When you purchase a brand-new RV, you should expect a few bugs. These types of issues are most likely not caused by the workmanship or component installation on the manufacturer’s side. Instead, it’s often it is a third-party accessory or component, like the refrigerator, generator, furnace, television sets, or similar items. In many cases, these types of issues are more common than similar happenings at home due to the mobile application. Vibration, jarring, and the possibility of extreme and rapid changes in temperature and atmospheric pressure can cause issues over time.
In addition to the learning curve discussed earlier, the understanding of what maintenance and checks should be carried out is a needed task.
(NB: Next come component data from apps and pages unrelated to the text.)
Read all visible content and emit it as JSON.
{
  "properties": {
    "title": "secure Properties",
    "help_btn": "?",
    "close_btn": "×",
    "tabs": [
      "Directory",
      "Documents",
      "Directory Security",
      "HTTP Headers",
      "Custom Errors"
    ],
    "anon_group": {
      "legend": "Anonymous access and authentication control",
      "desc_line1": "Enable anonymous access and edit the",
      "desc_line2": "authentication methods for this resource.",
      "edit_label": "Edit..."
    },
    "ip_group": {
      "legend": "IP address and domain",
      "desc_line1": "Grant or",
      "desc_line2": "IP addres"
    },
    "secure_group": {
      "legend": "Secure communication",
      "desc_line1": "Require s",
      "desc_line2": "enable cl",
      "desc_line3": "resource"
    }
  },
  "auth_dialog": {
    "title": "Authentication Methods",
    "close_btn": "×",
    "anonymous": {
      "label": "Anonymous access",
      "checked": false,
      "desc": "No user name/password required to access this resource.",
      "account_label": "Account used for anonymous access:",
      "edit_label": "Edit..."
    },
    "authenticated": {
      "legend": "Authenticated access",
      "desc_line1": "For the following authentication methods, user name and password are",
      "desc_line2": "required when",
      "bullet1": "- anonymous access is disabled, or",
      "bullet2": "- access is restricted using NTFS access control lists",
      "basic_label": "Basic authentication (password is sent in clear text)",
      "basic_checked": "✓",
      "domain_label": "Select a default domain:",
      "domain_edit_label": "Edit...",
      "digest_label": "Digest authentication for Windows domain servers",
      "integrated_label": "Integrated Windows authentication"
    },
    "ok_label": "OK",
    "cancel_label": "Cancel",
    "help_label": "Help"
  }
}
Failure to do this can result in costly future costly repairs.
Winterizing and de-winterizing is an annual event for most. Draining or blowing out of the freshwater system and the flushing of RV antifreeze is carried out each fall. The hot water tank or boiler must also be thoroughly drained. Additionally, ice makers, clothes washers and like equipment also require the evacuation of water. In the spring the flushing of the freshwater system with clean water is part of the de-winterizing process as well as putting all appliances back online. These yearly rituals can be done by your local dealer or can be a great D.I.Y. project.
Excluding insurance, vehicle licensing, regular vehicle service, and fuel, there are three types of beginner RV owner expenditures. They are out of warranty repairs, consumables parts, and wear and tear.
Photo: Camping World
Out-of-Warranty Repairs: These are items that require repair or replacement due to failure that occur after the expiry date of the RV manufacturer’s specific warranty offering. However, as many issues involve third-party manufactured products, like a television or refrigerator, a check should be made to determine if any warranty period is covered by these other companies. Often their guarantee may cover the product for a longer period.
Consumable Parts: Most light bulbs, filter elements, vehicle fluids, windshield wiper blades, and like items are considered consumable products. These are items that are acceptable and expected to require replacement in due time. The only exception to this would be a “bumper to bumper” warranty, which to my knowledge, are no longer offered by any RV makers.
Photo courtesy of Peter Mercer
Wear and Tear Items
These include such things as tires, brake linings, weathered caulking, battery condition, and like items.
In looking at the needed annual service costs of an RV, one must include an amortized cost of some items, such as tires. RV tires, due to low yearly mileage, tend to age out instead of wearing out. On average, these tires probably need replacing within eight years. So, taking the replacement cost estimate divided by eight would give you a “ballpark” annual cost.
Using a similar formula, the battery bank and any other known long-term expense can be amortized to extract the yearly cost estimate. This exercise will help you determine your estimated yearly cost of ownership of your RV. There are many types and sizes of recreational vehicles sold today. These range from tent trailers to super-size fifth-wheel trailers and motorhomes. The annual costs of ownership vary greatly depending on the size, type, and owner’s application. However, the cost can be tweaked and skewed by applying timely maintenance and some D.I.Y. when possible.
To manage RV expenses, consider an extended warranty. This can ensure that when it comes to unexpected vehicle failures, you’ve got coverage.
The post What to Expect in the First Five Years of RV Ownership, Part 1 appeared first on Good Sam Camping Blog.